### WORK ITEM
What follows is a set of records; restate each one word for word and drop the pictures.

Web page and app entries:
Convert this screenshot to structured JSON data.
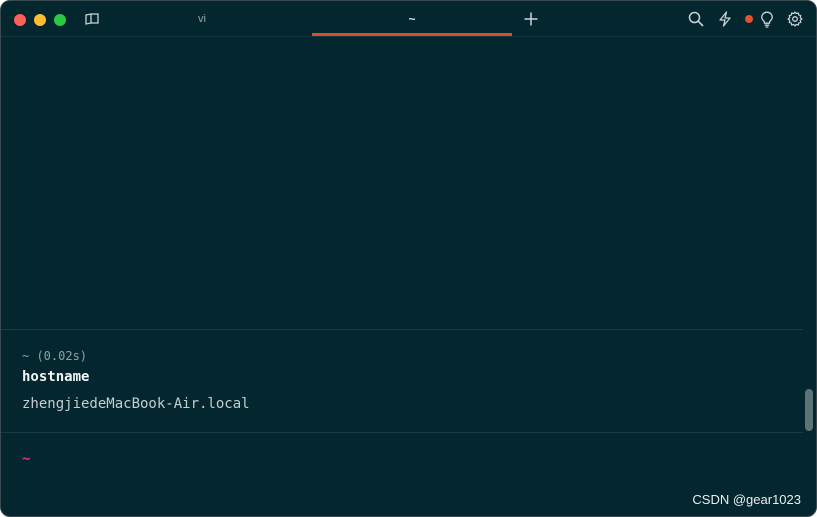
{
  "titlebar": {
    "tabs": [
      {
        "label": "vi",
        "active": false
      },
      {
        "label": "~",
        "active": true
      }
    ],
    "icons": [
      "tab-overview-icon",
      "new-tab-plus-icon",
      "search-icon",
      "lightning-icon",
      "status-dot-icon",
      "lightbulb-icon",
      "gear-icon"
    ],
    "accent_color": "#d9512c"
  },
  "block": {
    "meta": "~ (0.02s)",
    "command": "hostname",
    "output": "zhengjiedeMacBook-Air.local"
  },
  "prompt": {
    "text": "~"
  },
  "watermark": "CSDN @gear1023",
  "colors": {
    "background": "#04272f",
    "prompt": "#e0357c",
    "status_dot": "#e0532f"
  }
}
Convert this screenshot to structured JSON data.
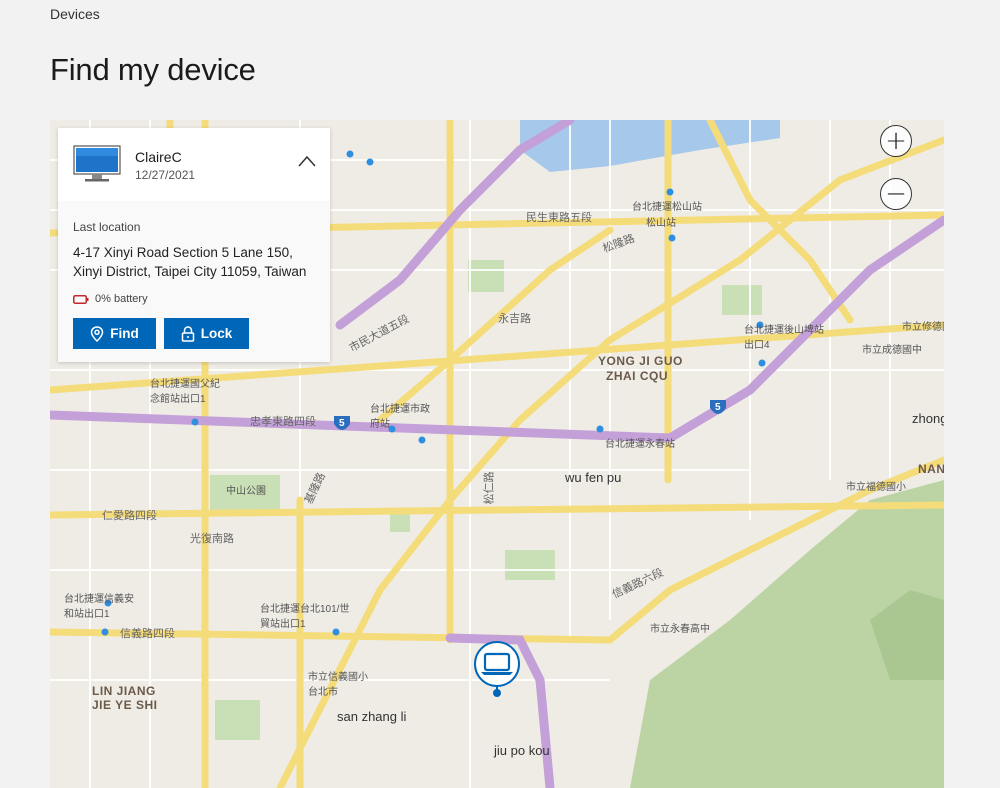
{
  "breadcrumb": "Devices",
  "page_title": "Find my device",
  "device": {
    "name": "ClaireC",
    "date": "12/27/2021",
    "last_location_label": "Last location",
    "address_line1": "4-17 Xinyi Road Section 5 Lane 150,",
    "address_line2": "Xinyi District, Taipei City 11059, Taiwan",
    "battery": "0% battery",
    "battery_level": 0
  },
  "actions": {
    "find_label": "Find",
    "lock_label": "Lock"
  },
  "zoom": {
    "in_symbol": "+",
    "out_symbol": "−"
  },
  "map_labels": {
    "yong_ji_1": "YONG JI GUO",
    "yong_ji_2": "ZHAI CQU",
    "lin_jiang_1": "LIN JIANG",
    "lin_jiang_2": "JIE YE SHI",
    "wu_fen_pu": "wu fen pu",
    "san_zhang_li": "san zhang li",
    "jiu_po_kou": "jiu po kou",
    "zhong": "zhong",
    "nan": "NAN",
    "minsheng": "民生東路五段",
    "civic": "市民大道五段",
    "zhongxiao": "忠孝東路四段",
    "renai": "仁愛路四段",
    "xinyi": "信義路四段",
    "xinyi6": "信義路六段",
    "yongji": "永吉路",
    "songlong": "松隆路",
    "songren": "松仁路",
    "guangfu": "光復南路",
    "jilong": "基隆路",
    "songshan": "松山站",
    "songshan_mrt": "台北捷運松山站",
    "houshanpi": "台北捷運後山埤站出口4",
    "yongchun": "台北捷運永春站",
    "citygov": "台北捷運市政府站",
    "sysm": "台北捷運國父紀念館站出口1",
    "taipei101": "台北捷運台北101/世貿站出口1",
    "xinyi_anhe": "台北捷運信義安和站出口1",
    "zhongshan_park": "中山公園",
    "taipei_city": "市立信義國小 台北市",
    "yongchun_high": "市立永春高中",
    "chengde": "市立成德國中",
    "fude": "市立福德國小",
    "xiuxiu": "市立修德國小",
    "route5": "5"
  }
}
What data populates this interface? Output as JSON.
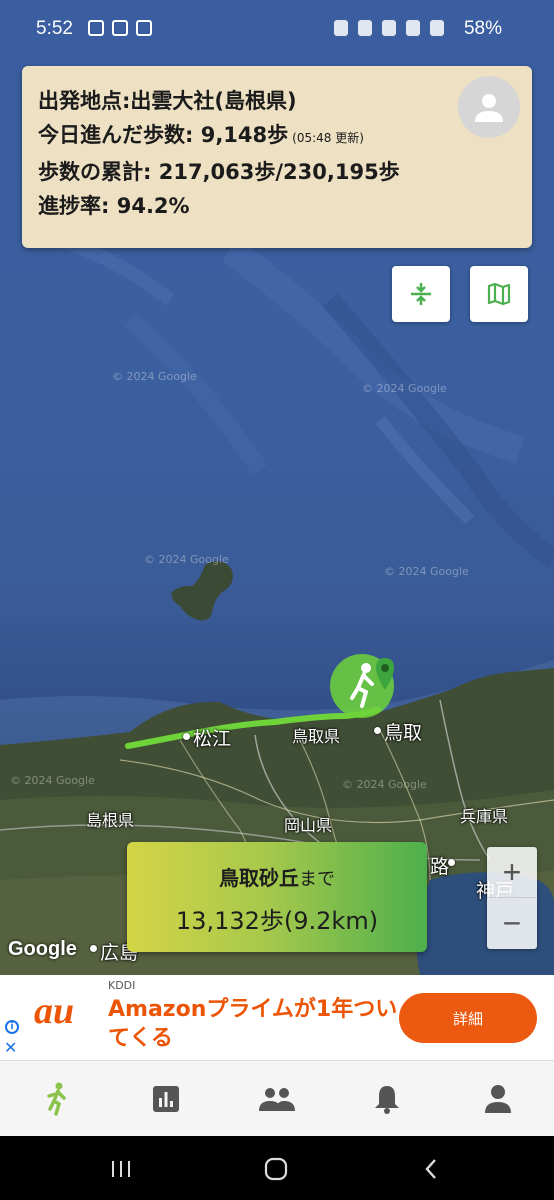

### ANSWER TO THE EXERCISE
Convert this screenshot to structured JSON data.
{
  "titlebar": {
    "tabs": [
      {
        "label": "vi",
        "active": false
      },
      {
        "label": "~",
        "active": true
      }
    ],
    "icons": [
      "tab-overview-icon",
      "new-tab-plus-icon",
      "search-icon",
      "lightning-icon",
      "status-dot-icon",
      "lightbulb-icon",
      "gear-icon"
    ],
    "accent_color": "#d9512c"
  },
  "block": {
    "meta": "~ (0.02s)",
    "command": "hostname",
    "output": "zhengjiedeMacBook-Air.local"
  },
  "prompt": {
    "text": "~"
  },
  "watermark": "CSDN @gear1023",
  "colors": {
    "background": "#04272f",
    "prompt": "#e0357c",
    "status_dot": "#e0532f"
  }
}
Convert this screenshot to structured JSON data.
{
  "breadcrumb": "Devices",
  "page_title": "Find my device",
  "device": {
    "name": "ClaireC",
    "date": "12/27/2021",
    "last_location_label": "Last location",
    "address_line1": "4-17 Xinyi Road Section 5 Lane 150,",
    "address_line2": "Xinyi District, Taipei City 11059, Taiwan",
    "battery": "0% battery",
    "battery_level": 0
  },
  "actions": {
    "find_label": "Find",
    "lock_label": "Lock"
  },
  "zoom": {
    "in_symbol": "+",
    "out_symbol": "−"
  },
  "map_labels": {
    "yong_ji_1": "YONG JI GUO",
    "yong_ji_2": "ZHAI CQU",
    "lin_jiang_1": "LIN JIANG",
    "lin_jiang_2": "JIE YE SHI",
    "wu_fen_pu": "wu fen pu",
    "san_zhang_li": "san zhang li",
    "jiu_po_kou": "jiu po kou",
    "zhong": "zhong",
    "nan": "NAN",
    "minsheng": "民生東路五段",
    "civic": "市民大道五段",
    "zhongxiao": "忠孝東路四段",
    "renai": "仁愛路四段",
    "xinyi": "信義路四段",
    "xinyi6": "信義路六段",
    "yongji": "永吉路",
    "songlong": "松隆路",
    "songren": "松仁路",
    "guangfu": "光復南路",
    "jilong": "基隆路",
    "songshan": "松山站",
    "songshan_mrt": "台北捷運松山站",
    "houshanpi": "台北捷運後山埤站出口4",
    "yongchun": "台北捷運永春站",
    "citygov": "台北捷運市政府站",
    "sysm": "台北捷運國父紀念館站出口1",
    "taipei101": "台北捷運台北101/世貿站出口1",
    "xinyi_anhe": "台北捷運信義安和站出口1",
    "zhongshan_park": "中山公園",
    "taipei_city": "市立信義國小 台北市",
    "yongchun_high": "市立永春高中",
    "chengde": "市立成德國中",
    "fude": "市立福德國小",
    "xiuxiu": "市立修德國小",
    "route5": "5"
  }
}
What data populates this interface? Output as JSON.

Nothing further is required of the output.